If anything could have taken more complete possession of George Tryon at twenty-three than love successful and triumphant, it was love thwarted and denied. Never in the few brief delirious weeks of his courtship had he felt so strongly drawn to the beautiful sister of the popular lawyer, as he was now driven by an aching heart toward the same woman stripped of every adventitions advantage and placed, by custom, beyond the pale of marriage with men of his own race. Custom was tyranny. Love was the only law. Would God have made hearts to so yearn for one another if He had meant them to stay forever apart? If this girl should die, it would be he who had killed her, by his cruelty, no less surely than if with his own hand he had struck her down. He had been so dazzled by his own superiority, so blinded by his own glory, that he had ruthlessly spurned and spoiled the image of God in this fair creature, whom he might have had for his own treasure,—whom, please God, he would yet have, at any cost, to love and cherish while they both should live. There were difficulties—they had seemed insuperable, but love would surmount them. Sacrifices must be made, but if the world without love would be nothing, then why not give up the world for love? He would hasten to Patesville. He would find her; he would tell her that he loved her, that she was all the world to him, that he had come to marry her, and take her away where they might be happy together. He pictured to himself the joy that would light up her face; he felt her soft arms around his neck, her tremulous kisses upon his lips. If she were ill, his love would woo her back to health,—if disappointment and sorrow had contributed to her illness, joy and gladness should lead to her recovery.

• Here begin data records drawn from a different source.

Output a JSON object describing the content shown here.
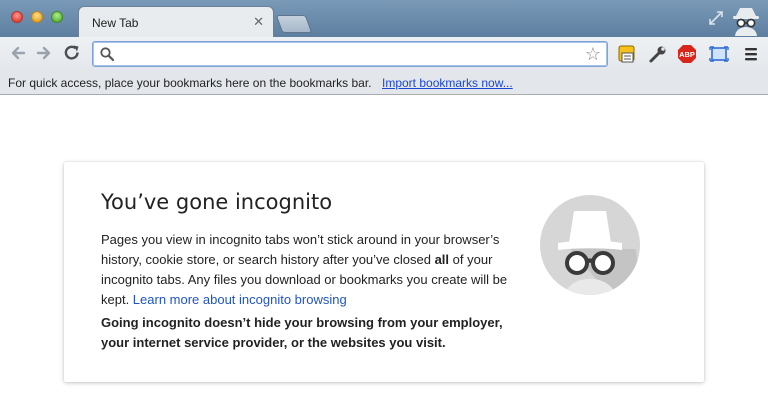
{
  "browser": {
    "tab": {
      "title": "New Tab",
      "close_glyph": "✕"
    },
    "window_controls": [
      "close",
      "minimize",
      "maximize"
    ],
    "icons": {
      "back": "back-arrow-icon",
      "forward": "forward-arrow-icon",
      "reload": "reload-icon",
      "search": "search-icon",
      "star": "bookmark-star-icon",
      "extensions": [
        "rss-extension-icon",
        "wrench-extension-icon",
        "adblock-plus-icon",
        "screenshot-extension-icon",
        "menu-icon"
      ]
    },
    "omnibox": {
      "value": "",
      "placeholder": ""
    },
    "star_glyph": "☆",
    "adblock_label": "ABP"
  },
  "bookmarks_bar": {
    "text": "For quick access, place your bookmarks here on the bookmarks bar.",
    "import_link": "Import bookmarks now..."
  },
  "page": {
    "heading": "You’ve gone incognito",
    "paragraph": {
      "part1": "Pages you view in incognito tabs won’t stick around in your browser’s history, cookie store, or search history after you’ve closed ",
      "bold": "all",
      "part2": " of your incognito tabs. Any files you download or bookmarks you create will be kept. ",
      "link": "Learn more about incognito browsing"
    },
    "warning": "Going incognito doesn’t hide your browsing from your employer, your internet service provider, or the websites you visit."
  },
  "colors": {
    "titlebar": "#5d7e9f",
    "link": "#1f55c7",
    "bookmark_link": "#1a46d6",
    "incognito_circle": "#d6d6d6"
  }
}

He urged the mare forward; if she would but keep up her present pace, he would reach Patesville by nightfall.
Dr. Green had just gone down the garden path to his buggy at the gate. Mis' Molly came out to the back piazza, where Frank, weary and haggard, sat on the steps with Homer Pettifoot and Billy Oxendine, who, hearing of Rena's return, had come around after their day's work.
"Rena wants to see you, Frank," said Mis' Molly, with a sob.
He walked in softly, reverently, and stood by her bedside. She turned her gentle eyes upon him and put out her slender hand, which he took in his own broad palm.
"Frank," she murmured, "my good friend—my best friend—you loved me best of them all."
The tears rolled untouched down his cheeks. "I'd 'a' died, fer you, Miss Rena," he said brokenly.
Mary B. threw open a window to make way for the passing spirit, and the red and golden glory of the setting sun, triumphantly ending his daily course, flooded the narrow room with light.
Between sunset and dark a traveler, seated in a dusty buggy drawn by a tired horse, crossed the long river bridge and drove up Front Street. Just as the buggy reached the gate in front of the house behind the cedars, a woman was tying a piece of crape upon the door-knob. Pale with apprehension, Tryon sat as if petrified, until a tall, side-whiskered mulatto came down the garden walk to the front gate.
"Who's dead?" demanded Tryon hoarsely, scarcely recognizing his own voice.
"A young cullud 'oman, sah," answered Homer Pettifoot, touching his hat, "Mis' Molly Walden's daughter Rena."